Another interesting meeting I had with Mikhail Tyunin, at the office of Informational Initiative, located in an industry area in the outskirts of Almaty. Informational Initiative is a company that works on several ICT-projects, providing online communication and information for local government, citizens, schools and NGOs. For example, they provided more then 150 NGOs with an Internet connection. One of the latest initiatives of Mikhail Tyunin is to stimulate the use of open source software in Kazakhstan. In February 2006, he organised an Open Source day in Almaty, which was sponsored by computer multinationals Sun and Intel. “I want to promote the use of open source software. The main argument I use to convince people is: to lower the risk of a fine. Almost all NGOs (605 online) in Kazakhstan use open office. Only a few work with the open source operating system, Linux. I convinced them by talking about the law. If Kazakhstan wants to join the WTO, one of the criteria will be copyright. Better not to risk a fine which can be as high as a couple tens of thousands dollars”. At the moment Tyunin is searching for financial possibilities to start an Open Source centre in Almaty.
Struggle to remain online
Finally, I was lucky to meet Juri Mizinov, chief-editor of the news website www.zonakz.net . The team of four web editors is based in an apartment. Behind the scenes, there is also a big team of freelancers (journalists and photographers) work for the site. Mizinov has been playing a cat and mouse game for years with the state. The aforementioned Centre for Legal Assistance for Mass Media has supported Jury Mizinov several times with legal advice in his battle with the government. Changing the domain name of the site is just one of the ways to keep on publishing. Because the website is unique in the Kazach digital world, the new name spreads around fast. He has lots of claims and charges behind him: 'All possible methods have been used against me'. I wondered what could be his motivation. Dryly he said: ' It's my job to do this.
The website was launched in 2000, so it is online for almost 7 years. The site is daily updated; 5 days a week, with 10-15 articles a day. The main themes on the site are: social issues, city and local issues, interviews and political court cases. Especially the last category is difficult to cover sufficiently; Mizinov says much more investigating journalism is needed. Diversity in opinions is an important selection criterion of the editing team. That's why the contributions come from almost all political parties.
Box 2 : Good practices of civil journalism projects, in some of them Hivos is involved.
(Press bureau Reuters works together with bloggers/civic journalists)
Hivos extensive support
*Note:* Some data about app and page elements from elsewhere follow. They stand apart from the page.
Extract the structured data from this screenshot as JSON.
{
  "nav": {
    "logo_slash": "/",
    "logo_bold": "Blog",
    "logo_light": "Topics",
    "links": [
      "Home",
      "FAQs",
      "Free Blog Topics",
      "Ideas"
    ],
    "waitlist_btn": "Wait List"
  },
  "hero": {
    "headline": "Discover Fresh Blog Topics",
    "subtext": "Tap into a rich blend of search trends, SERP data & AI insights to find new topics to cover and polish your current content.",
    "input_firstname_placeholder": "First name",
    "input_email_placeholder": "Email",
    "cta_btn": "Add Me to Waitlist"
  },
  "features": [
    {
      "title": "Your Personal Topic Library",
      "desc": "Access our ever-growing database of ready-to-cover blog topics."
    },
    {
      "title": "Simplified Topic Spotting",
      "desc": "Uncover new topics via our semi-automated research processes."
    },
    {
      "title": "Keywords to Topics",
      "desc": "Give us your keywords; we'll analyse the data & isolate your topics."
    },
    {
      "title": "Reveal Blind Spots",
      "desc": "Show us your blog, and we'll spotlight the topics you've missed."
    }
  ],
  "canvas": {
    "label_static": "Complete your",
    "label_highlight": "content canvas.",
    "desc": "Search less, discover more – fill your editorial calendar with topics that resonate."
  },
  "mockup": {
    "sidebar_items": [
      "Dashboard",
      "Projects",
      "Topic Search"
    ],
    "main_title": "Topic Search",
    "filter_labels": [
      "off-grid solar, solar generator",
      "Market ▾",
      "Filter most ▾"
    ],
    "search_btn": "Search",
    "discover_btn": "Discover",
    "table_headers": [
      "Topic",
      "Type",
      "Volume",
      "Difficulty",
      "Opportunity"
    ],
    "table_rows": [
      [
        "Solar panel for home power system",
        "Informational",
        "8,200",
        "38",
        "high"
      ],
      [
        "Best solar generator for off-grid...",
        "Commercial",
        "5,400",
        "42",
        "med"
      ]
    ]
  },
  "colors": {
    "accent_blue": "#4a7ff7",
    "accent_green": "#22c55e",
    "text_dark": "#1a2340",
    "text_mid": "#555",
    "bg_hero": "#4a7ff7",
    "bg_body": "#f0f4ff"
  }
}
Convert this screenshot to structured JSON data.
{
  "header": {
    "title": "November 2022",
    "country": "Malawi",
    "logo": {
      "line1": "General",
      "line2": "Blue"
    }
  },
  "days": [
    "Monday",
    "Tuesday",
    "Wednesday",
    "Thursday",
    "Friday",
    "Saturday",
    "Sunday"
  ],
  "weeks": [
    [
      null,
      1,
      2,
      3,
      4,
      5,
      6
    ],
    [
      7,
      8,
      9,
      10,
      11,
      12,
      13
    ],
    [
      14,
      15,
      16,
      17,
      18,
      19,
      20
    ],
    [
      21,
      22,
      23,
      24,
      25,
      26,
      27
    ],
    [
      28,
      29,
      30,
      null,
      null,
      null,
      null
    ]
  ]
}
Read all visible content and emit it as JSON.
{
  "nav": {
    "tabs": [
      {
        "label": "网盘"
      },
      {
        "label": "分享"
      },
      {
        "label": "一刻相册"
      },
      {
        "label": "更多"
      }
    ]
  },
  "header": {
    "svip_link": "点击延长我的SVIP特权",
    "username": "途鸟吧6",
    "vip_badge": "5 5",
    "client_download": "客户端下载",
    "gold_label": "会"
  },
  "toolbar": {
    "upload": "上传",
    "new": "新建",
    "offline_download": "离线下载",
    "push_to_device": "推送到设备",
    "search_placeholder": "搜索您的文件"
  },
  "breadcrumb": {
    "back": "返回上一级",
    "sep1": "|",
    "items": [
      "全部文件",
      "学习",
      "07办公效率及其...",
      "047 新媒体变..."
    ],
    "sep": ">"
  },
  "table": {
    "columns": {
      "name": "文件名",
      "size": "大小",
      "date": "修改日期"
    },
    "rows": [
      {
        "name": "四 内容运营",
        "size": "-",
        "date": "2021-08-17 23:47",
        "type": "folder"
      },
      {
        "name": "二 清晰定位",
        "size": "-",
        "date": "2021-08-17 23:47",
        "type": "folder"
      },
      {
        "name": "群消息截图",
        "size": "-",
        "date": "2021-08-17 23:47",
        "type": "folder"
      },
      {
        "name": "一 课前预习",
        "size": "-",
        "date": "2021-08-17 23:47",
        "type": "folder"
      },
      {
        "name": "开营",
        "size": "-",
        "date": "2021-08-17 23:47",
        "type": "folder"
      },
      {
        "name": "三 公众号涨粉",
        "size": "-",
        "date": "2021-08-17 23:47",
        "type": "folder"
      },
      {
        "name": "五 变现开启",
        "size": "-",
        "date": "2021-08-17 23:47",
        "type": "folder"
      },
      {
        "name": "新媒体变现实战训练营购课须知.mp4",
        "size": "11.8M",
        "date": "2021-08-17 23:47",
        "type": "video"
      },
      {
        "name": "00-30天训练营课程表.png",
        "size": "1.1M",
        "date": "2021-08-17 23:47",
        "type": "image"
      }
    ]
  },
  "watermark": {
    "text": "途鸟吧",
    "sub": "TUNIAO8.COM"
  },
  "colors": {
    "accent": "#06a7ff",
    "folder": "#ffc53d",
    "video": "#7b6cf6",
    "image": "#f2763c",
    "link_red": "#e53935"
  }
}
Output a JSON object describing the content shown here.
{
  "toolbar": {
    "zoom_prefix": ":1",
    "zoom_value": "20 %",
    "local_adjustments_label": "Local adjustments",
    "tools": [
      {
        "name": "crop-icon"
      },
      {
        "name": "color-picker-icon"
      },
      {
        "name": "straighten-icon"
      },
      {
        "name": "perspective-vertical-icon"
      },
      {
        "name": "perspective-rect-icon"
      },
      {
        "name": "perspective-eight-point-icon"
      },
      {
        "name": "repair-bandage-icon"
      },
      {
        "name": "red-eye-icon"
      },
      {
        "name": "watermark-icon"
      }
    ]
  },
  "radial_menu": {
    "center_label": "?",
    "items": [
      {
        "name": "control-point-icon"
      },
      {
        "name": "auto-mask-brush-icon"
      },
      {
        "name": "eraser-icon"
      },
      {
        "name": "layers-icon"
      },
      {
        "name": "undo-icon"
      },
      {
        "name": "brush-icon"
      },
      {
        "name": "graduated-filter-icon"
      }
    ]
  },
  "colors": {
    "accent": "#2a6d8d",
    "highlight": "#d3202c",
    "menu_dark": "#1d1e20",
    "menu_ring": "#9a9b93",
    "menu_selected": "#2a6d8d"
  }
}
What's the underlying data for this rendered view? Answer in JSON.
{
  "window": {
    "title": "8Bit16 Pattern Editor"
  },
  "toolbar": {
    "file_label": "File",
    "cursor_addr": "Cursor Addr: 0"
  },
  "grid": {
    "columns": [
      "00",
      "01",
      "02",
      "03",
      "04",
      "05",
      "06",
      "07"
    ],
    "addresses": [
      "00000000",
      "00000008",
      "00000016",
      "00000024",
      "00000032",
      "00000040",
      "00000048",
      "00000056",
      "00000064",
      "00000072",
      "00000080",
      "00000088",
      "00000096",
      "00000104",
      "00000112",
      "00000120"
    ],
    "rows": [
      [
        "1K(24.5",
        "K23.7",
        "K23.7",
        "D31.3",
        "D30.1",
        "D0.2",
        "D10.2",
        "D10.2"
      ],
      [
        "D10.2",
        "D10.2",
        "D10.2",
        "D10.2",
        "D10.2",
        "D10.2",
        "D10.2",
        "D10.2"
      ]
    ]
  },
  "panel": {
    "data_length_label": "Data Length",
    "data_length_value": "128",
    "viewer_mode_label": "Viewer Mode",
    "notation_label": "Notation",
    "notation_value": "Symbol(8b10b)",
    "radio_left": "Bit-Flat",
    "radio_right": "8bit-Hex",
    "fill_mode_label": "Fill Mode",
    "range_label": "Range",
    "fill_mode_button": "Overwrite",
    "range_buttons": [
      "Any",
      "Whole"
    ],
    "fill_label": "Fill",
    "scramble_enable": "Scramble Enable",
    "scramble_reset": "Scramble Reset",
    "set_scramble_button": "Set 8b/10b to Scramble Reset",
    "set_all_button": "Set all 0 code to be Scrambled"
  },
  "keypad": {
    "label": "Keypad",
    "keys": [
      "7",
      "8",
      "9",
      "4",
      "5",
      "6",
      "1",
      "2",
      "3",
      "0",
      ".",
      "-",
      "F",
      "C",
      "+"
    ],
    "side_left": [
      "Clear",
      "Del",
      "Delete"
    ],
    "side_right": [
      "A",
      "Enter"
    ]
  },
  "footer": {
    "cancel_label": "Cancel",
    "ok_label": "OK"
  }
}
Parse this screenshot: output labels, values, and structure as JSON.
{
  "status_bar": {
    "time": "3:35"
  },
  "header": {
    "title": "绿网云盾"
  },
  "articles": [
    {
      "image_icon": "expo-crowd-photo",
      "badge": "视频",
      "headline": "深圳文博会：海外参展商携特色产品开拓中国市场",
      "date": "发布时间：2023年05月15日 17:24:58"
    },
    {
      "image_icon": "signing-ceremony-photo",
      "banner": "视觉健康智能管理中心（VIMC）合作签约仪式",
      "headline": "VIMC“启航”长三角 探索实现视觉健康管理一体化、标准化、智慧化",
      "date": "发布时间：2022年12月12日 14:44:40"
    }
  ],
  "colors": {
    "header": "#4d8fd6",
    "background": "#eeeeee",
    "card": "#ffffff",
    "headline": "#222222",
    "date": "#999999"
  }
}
Mizinov claims the site has a broad audience of readers: governmental officials, politicians and journalists. The sites is visited between 3000 and 4000 times a day. Half of the visitors are from inside Kazakhstan, the other half from abroad. Mizinov tells a lot of readers leave their comment on the site; some articles get over 500 comments. The most popular topics are relations between ethnic groups, changes in the government, business scandals and of course murder and court trials. The trustworthy information on the site in combination with the possibility to leave a comment explains the enormous popularity of this site. But it's clearly also the reason behind the problems and opposition Mizinov meets. By supporting this type of initiatives – financially, through feedback and information or through providing relevant contacts, Hivos hopes to contribute to media diversity, journalism and democratisation in developing countries.